Exhaust fumes contain many hazardous chemicals

Helsinki air quality is most adversely affected by emissions from transport, because these emissions are released low near the breathing height. Exhaust fume concentrations are also at their highest in busy areas during peak hours, so large numbers of people are exposed.

Exhaust fumes contain gaseous and particulate impurities. The gaseous impurities include nitrogen dioxide (NO2), nitrogen monoxide (NO), carbon monoxide (CO) and diverse volatile organic compounds (VOCs) including benzene.

Fine particles in exhaust fumes (PM2.5) mainly consist of back coal and other organic compounds such as polycyclic aromatic hydrocarbons (PAH). The particles also contain some metallic compounds. The main source of particulate matter in transport is diesel vehicles.

Nitrogen limits exceeded in busy street canyons
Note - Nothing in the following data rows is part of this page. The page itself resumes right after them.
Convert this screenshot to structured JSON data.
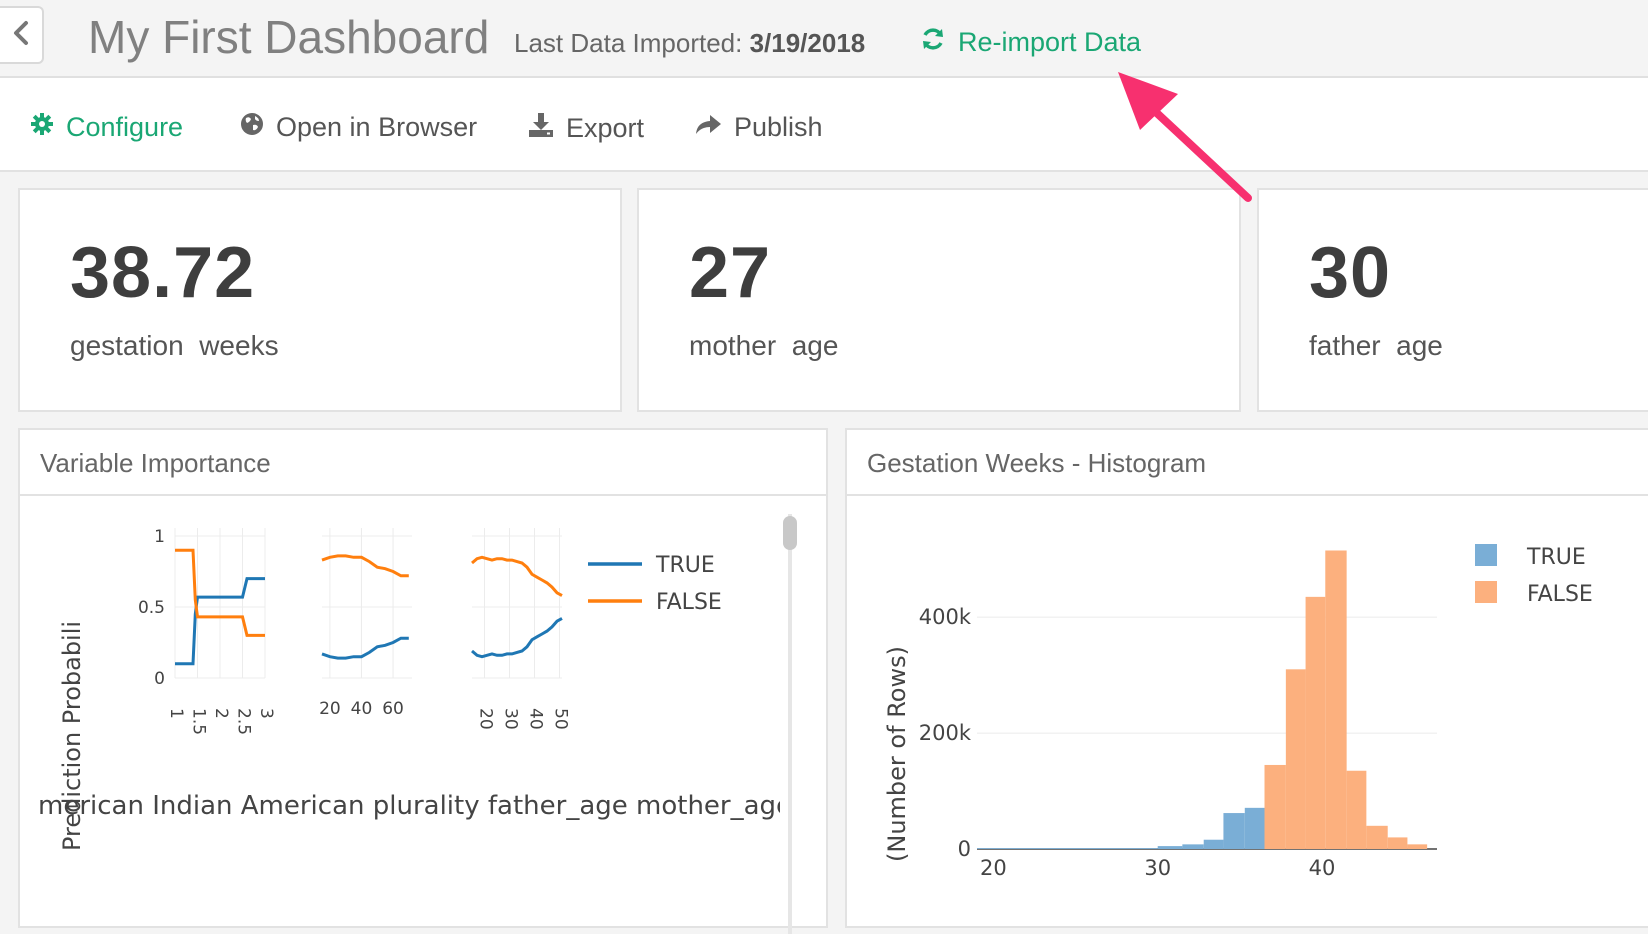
{
  "header": {
    "title": "My First Dashboard",
    "last_import_label": "Last Data Imported:",
    "last_import_date": "3/19/2018",
    "reimport_label": "Re-import Data"
  },
  "toolbar": {
    "configure": "Configure",
    "open_browser": "Open in Browser",
    "export": "Export",
    "publish": "Publish"
  },
  "kpis": [
    {
      "value": "38.72",
      "label": "gestation  weeks"
    },
    {
      "value": "27",
      "label": "mother  age"
    },
    {
      "value": "30",
      "label": "father  age"
    }
  ],
  "panels": {
    "variable_importance": {
      "title": "Variable Importance"
    },
    "histogram": {
      "title": "Gestation Weeks - Histogram"
    }
  },
  "colors": {
    "accent": "#1aa774",
    "true_line": "#1f77b4",
    "false_line": "#ff7f0e",
    "true_bar": "#7aaed6",
    "false_bar": "#fcb07e",
    "arrow": "#f7306f"
  },
  "chart_data": [
    {
      "type": "line",
      "panel": "Variable Importance",
      "ylabel": "Prediction Probabili",
      "legend": [
        "TRUE",
        "FALSE"
      ],
      "legend_position": "top-right",
      "subplots": [
        {
          "x_ticks": [
            "1",
            "1.5",
            "2",
            "2.5",
            "3"
          ],
          "xlim": [
            1,
            3
          ],
          "ylim": [
            0,
            1
          ],
          "y_ticks": [
            "0",
            "0.5",
            "1"
          ],
          "series": [
            {
              "name": "TRUE",
              "x": [
                1,
                1.4,
                1.45,
                1.5,
                2.5,
                2.6,
                3
              ],
              "y": [
                0.1,
                0.1,
                0.45,
                0.57,
                0.57,
                0.7,
                0.7
              ]
            },
            {
              "name": "FALSE",
              "x": [
                1,
                1.4,
                1.45,
                1.5,
                2.5,
                2.6,
                3
              ],
              "y": [
                0.9,
                0.9,
                0.55,
                0.43,
                0.43,
                0.3,
                0.3
              ]
            }
          ]
        },
        {
          "x_ticks": [
            "20",
            "40",
            "60"
          ],
          "xlim": [
            15,
            72
          ],
          "ylim": [
            0,
            1
          ],
          "series": [
            {
              "name": "TRUE",
              "x": [
                15,
                20,
                25,
                30,
                35,
                40,
                45,
                50,
                55,
                60,
                65,
                70
              ],
              "y": [
                0.17,
                0.15,
                0.14,
                0.14,
                0.15,
                0.15,
                0.18,
                0.22,
                0.23,
                0.25,
                0.28,
                0.28
              ]
            },
            {
              "name": "FALSE",
              "x": [
                15,
                20,
                25,
                30,
                35,
                40,
                45,
                50,
                55,
                60,
                65,
                70
              ],
              "y": [
                0.83,
                0.85,
                0.86,
                0.86,
                0.85,
                0.85,
                0.82,
                0.78,
                0.77,
                0.75,
                0.72,
                0.72
              ]
            }
          ]
        },
        {
          "x_ticks": [
            "20",
            "30",
            "40",
            "50"
          ],
          "xlim": [
            15,
            51
          ],
          "ylim": [
            0,
            1
          ],
          "series": [
            {
              "name": "TRUE",
              "x": [
                15,
                17,
                19,
                21,
                23,
                25,
                27,
                29,
                31,
                33,
                35,
                37,
                39,
                41,
                43,
                45,
                47,
                49,
                51
              ],
              "y": [
                0.19,
                0.16,
                0.15,
                0.16,
                0.17,
                0.16,
                0.16,
                0.17,
                0.17,
                0.18,
                0.19,
                0.22,
                0.27,
                0.29,
                0.31,
                0.33,
                0.36,
                0.4,
                0.42
              ]
            },
            {
              "name": "FALSE",
              "x": [
                15,
                17,
                19,
                21,
                23,
                25,
                27,
                29,
                31,
                33,
                35,
                37,
                39,
                41,
                43,
                45,
                47,
                49,
                51
              ],
              "y": [
                0.81,
                0.84,
                0.85,
                0.84,
                0.83,
                0.84,
                0.84,
                0.83,
                0.83,
                0.82,
                0.81,
                0.78,
                0.73,
                0.71,
                0.69,
                0.67,
                0.64,
                0.6,
                0.58
              ]
            }
          ]
        }
      ],
      "x_labels_overlapping": "American Indian American plurality father_age mother_age"
    },
    {
      "type": "bar",
      "panel": "Gestation Weeks - Histogram",
      "ylabel": "(Number of Rows)",
      "x_ticks": [
        "20",
        "30",
        "40"
      ],
      "y_ticks": [
        "0",
        "200k",
        "400k"
      ],
      "xlim": [
        19,
        47
      ],
      "ylim": [
        0,
        540000
      ],
      "legend": [
        "TRUE",
        "FALSE"
      ],
      "legend_position": "top-right",
      "series": [
        {
          "name": "TRUE",
          "bins": [
            [
              19,
              30,
              1500
            ],
            [
              30,
              31.5,
              5000
            ],
            [
              31.5,
              32.8,
              8000
            ],
            [
              32.8,
              34,
              16000
            ],
            [
              34,
              35.3,
              62000
            ],
            [
              35.3,
              36.5,
              71000
            ]
          ]
        },
        {
          "name": "FALSE",
          "bins": [
            [
              36.5,
              37.8,
              145000
            ],
            [
              37.8,
              39,
              310000
            ],
            [
              39,
              40.2,
              435000
            ],
            [
              40.2,
              41.5,
              515000
            ],
            [
              41.5,
              42.7,
              135000
            ],
            [
              42.7,
              44,
              40000
            ],
            [
              44,
              45.2,
              20000
            ],
            [
              45.2,
              46.4,
              8000
            ]
          ]
        }
      ]
    }
  ]
}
The exhaust emissions from transport still cause high nitrogen dioxide (NO2) concentrations in the busy street canyons of the inner city. In recent years, however, these concentrations have been decreasing. No excess to the annual limit of NO2 was observed in the Helsinki Region Environmental Services Authority’s measurements in 2020.

The local large concentrations of nitrogen dioxide and exceeding the limit value are caused by car emissions, especially from diesel cars. The proportion of diesel cars started to increase quickly after the tax reform that came into force in 2008. At the time, the direct nitrogen dioxide emissions grew as a consequence of technical solutions made to reduce particle emissions.

It is estimated that the nitrogen oxide emissions of diesel cars made now and in the future will be lower also in actual traffic. This will be achieved through new kinds of testing methods and statutory testing cycles that force car manufacturers to reduce emissions.

Read: Monitoring air quality

14.07.2021 13:09